Are magnesium supplements recommended for treating magnesium deficiency?
In cases of severe deficiency or when dietary intake is insufficient, magnesium supplements may be recommended. However, it's important to consult with a healthcare professional before starting any supplementation regimen. They can assess your individual needs, determine the appropriate dosage, and advise on the best form of magnesium supplement to take.
Are there any risks or side effects associated with magnesium supplementation?
While magnesium supplements are generally safe for most individuals when taken as directed, they can cause side effects in some cases. These may include diarrhea, nausea, and stomach cramps. Individuals with certain medical conditions or taking specific medications should exercise caution and consult with a healthcare professional before starting magnesium supplementation.

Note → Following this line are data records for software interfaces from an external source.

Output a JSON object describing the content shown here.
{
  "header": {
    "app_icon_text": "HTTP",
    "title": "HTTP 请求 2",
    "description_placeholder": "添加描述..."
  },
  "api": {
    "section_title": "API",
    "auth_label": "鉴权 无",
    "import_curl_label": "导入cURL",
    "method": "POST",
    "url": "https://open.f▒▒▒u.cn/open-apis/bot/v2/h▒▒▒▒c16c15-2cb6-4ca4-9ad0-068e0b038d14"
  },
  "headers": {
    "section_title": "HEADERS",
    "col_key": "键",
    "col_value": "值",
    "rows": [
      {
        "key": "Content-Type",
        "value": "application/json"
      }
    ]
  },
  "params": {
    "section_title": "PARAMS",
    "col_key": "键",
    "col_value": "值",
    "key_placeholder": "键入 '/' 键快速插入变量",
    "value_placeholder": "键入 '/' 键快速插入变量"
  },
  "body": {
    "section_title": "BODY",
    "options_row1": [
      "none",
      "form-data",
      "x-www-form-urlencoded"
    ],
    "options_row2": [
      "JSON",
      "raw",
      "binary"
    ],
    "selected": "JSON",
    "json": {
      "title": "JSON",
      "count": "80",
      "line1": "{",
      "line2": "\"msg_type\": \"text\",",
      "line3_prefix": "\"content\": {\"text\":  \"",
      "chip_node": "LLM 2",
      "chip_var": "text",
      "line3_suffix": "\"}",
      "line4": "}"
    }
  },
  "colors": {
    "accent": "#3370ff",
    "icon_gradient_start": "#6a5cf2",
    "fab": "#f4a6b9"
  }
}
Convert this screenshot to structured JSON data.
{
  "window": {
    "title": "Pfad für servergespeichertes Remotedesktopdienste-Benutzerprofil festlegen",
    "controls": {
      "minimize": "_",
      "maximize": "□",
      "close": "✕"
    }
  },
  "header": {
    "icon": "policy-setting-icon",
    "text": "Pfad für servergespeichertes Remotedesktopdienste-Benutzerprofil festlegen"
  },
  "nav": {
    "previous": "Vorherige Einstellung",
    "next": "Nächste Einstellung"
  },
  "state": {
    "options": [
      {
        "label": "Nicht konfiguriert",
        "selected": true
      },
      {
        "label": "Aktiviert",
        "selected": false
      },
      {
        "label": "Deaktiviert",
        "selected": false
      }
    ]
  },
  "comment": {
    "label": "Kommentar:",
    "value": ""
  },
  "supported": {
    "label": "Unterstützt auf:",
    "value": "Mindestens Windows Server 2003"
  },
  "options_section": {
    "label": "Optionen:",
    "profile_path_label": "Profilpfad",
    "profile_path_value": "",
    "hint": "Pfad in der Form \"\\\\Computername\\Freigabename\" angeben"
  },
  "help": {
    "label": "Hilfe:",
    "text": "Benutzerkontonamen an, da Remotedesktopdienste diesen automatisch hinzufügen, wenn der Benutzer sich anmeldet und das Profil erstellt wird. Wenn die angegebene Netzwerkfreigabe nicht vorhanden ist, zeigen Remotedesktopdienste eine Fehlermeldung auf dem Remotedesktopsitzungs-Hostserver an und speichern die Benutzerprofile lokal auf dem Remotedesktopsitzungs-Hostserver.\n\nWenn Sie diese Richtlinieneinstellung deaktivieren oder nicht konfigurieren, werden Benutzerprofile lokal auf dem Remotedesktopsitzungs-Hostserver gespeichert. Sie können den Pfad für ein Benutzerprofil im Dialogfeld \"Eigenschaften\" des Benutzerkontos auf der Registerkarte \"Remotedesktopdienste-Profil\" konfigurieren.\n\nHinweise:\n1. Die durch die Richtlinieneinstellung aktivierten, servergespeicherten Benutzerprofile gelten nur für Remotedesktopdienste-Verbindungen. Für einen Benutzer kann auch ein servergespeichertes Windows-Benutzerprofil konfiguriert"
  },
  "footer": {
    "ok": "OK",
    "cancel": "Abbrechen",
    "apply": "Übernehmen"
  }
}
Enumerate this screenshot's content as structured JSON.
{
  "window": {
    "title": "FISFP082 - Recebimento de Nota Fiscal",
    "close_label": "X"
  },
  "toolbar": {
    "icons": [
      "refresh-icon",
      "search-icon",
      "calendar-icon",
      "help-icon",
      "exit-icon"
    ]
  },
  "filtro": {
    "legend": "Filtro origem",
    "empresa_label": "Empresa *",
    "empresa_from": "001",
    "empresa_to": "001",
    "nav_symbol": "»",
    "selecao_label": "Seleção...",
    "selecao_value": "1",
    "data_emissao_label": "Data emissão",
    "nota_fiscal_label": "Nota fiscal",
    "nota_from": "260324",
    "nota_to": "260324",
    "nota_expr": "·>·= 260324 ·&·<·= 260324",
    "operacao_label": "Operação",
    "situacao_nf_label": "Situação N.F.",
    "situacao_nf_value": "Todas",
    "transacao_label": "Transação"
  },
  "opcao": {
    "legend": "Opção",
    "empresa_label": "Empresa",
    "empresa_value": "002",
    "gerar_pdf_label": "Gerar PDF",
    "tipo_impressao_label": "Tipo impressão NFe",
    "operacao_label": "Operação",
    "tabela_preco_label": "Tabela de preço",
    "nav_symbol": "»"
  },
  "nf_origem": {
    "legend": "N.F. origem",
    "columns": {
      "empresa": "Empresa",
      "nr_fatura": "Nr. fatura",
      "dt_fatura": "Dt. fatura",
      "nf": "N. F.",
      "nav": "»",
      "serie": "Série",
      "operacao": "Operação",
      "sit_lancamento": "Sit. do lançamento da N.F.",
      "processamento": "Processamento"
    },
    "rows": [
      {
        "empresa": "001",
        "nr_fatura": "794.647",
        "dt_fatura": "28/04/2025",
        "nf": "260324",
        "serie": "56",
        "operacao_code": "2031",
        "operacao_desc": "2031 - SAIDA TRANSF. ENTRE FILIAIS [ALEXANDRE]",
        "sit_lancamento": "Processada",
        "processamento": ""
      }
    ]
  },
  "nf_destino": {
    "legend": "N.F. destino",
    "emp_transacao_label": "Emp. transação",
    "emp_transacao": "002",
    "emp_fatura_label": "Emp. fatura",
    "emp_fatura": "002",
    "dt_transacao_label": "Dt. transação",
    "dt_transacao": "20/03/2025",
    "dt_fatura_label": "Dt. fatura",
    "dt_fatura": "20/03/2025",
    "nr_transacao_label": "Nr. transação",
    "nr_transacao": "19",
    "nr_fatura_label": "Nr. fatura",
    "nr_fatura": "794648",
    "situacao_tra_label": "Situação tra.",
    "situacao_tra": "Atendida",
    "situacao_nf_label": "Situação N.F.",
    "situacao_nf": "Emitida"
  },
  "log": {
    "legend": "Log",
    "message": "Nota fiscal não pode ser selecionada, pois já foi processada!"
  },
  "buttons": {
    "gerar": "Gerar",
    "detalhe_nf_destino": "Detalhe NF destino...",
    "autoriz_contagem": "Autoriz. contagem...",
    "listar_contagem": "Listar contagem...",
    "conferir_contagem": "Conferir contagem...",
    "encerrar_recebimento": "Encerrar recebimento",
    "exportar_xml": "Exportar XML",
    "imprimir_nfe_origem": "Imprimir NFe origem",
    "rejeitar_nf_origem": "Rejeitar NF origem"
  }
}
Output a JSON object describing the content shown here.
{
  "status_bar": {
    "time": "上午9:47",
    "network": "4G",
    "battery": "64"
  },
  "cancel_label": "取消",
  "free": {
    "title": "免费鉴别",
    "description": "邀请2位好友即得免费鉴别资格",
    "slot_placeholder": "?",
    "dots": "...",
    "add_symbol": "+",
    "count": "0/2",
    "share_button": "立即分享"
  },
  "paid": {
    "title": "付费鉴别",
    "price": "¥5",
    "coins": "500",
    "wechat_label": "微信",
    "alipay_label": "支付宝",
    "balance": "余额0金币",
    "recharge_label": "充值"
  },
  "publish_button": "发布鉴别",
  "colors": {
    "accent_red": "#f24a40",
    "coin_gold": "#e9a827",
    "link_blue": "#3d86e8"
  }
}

- Magnesium basics
- Importance of Metal Hydration on the Selectivity of Mg2+ versus Ca2+ in Magnesium Ion Channels
- The Importance of Magnesium in the Human Body: A Systematic Literature Review
- Serum Magnesium and Cognitive Function Among Qatari Adults
- Magnesium in Health and Disease
- Nutrient intakes in US population
- Modern nutrition in health and disease: Eleventh edition
- Effect of Magnesium Supplement on Pregnancy Outcomes: A Randomized Control Trial
- Overview on Dietary Reference Values for the EU population
- The composition of human milk
Skincare and cosmetics enthusiast Lucie Konecna has long been engrossed in the intersection of beauty and science. With a passion for harnessing the power of nanotechnology in the realm of skincare, she has dedicated the past seven years to explore this advanced field. Her commitment to this innovative technology is evident in her role as a co-author of the "Czech is Nano" project, where she has tirelessly worked to elevate the understanding of nanotechnology in skincare and cosmetics.